Groups are further delineated in the failure of the California legislature to approve SB 50 which would have streamlined the approval process for developers. It seems that the environmental folks found common ground with NIMBY’s.
So, one set of interests, which doesn’t surprise anyone, would be opposed to something like this is communities like Beverly Hills. Like, very privileged places with lots of white homeowners who are strongly opposed to the construction of new housing. So, those folks were like, ‘No, we do not want to have fourplexes all over the place here.’ So, they were a natural oppositional constituency.
But, other groups also came out in opposition. So, Sierra Club and a few other environmental groups were strongly opposed because they thought this would lead to the degredation of sort of existing green spaces.
And, that I think, and this is the oppositional group that was to me most interesting, is sort of left-leaning tenants’ rights organizations and some of the socialists organizations in California that are quite powerful, especially in Los Angeles and San Francisco.
Those groups worried that this up-zoning would actually lead to gentrification. If we think about areas in Los Angeles that are near transit stops, that many of those are less -privileged areas with larger Latin X or black populations. And, that those were places that might face development pressures, and, you know, the construction of new luxury housing, should zoning codes be relaxed.

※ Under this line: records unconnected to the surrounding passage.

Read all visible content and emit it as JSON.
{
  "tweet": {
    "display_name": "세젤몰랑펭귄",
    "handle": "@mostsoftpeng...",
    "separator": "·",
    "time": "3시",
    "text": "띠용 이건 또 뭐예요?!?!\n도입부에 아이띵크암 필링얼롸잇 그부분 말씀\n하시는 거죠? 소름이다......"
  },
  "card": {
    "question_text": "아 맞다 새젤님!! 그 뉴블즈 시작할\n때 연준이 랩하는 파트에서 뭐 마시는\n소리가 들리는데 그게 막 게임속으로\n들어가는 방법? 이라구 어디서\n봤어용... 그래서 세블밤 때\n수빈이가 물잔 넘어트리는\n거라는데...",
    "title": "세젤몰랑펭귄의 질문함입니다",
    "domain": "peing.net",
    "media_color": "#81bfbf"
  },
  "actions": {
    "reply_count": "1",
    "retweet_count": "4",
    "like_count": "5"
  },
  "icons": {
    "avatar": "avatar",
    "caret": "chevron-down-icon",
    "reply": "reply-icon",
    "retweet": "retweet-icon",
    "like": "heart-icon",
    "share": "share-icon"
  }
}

And, so those really diverse constituencies all came together. Both times they killed SB-27 and they essentially killed SB-50 as well.
As they pull apart the thorny issues around community support for affordable housing, they not only talk groups, interests and work, but also how the public’s impact on timeframes have economic consequences.
Usually it would take like three to six months, I assume, to build a grocery store–I don’t know, maybe. But, for some reason it takes forever. And, of course the answer is, ‘They didn’t get the permit yet. They’re working on it.’ But, talk about–these things, some of them are ten years. And, after the 10 years, they get a building of four units down to three. But these are often 90 units of affordable housing were planned and they end up with, like, 40, ten years later.
In addition to these public sphere definitions and mechanics, they talk externalities and corruption. Well worth a listen!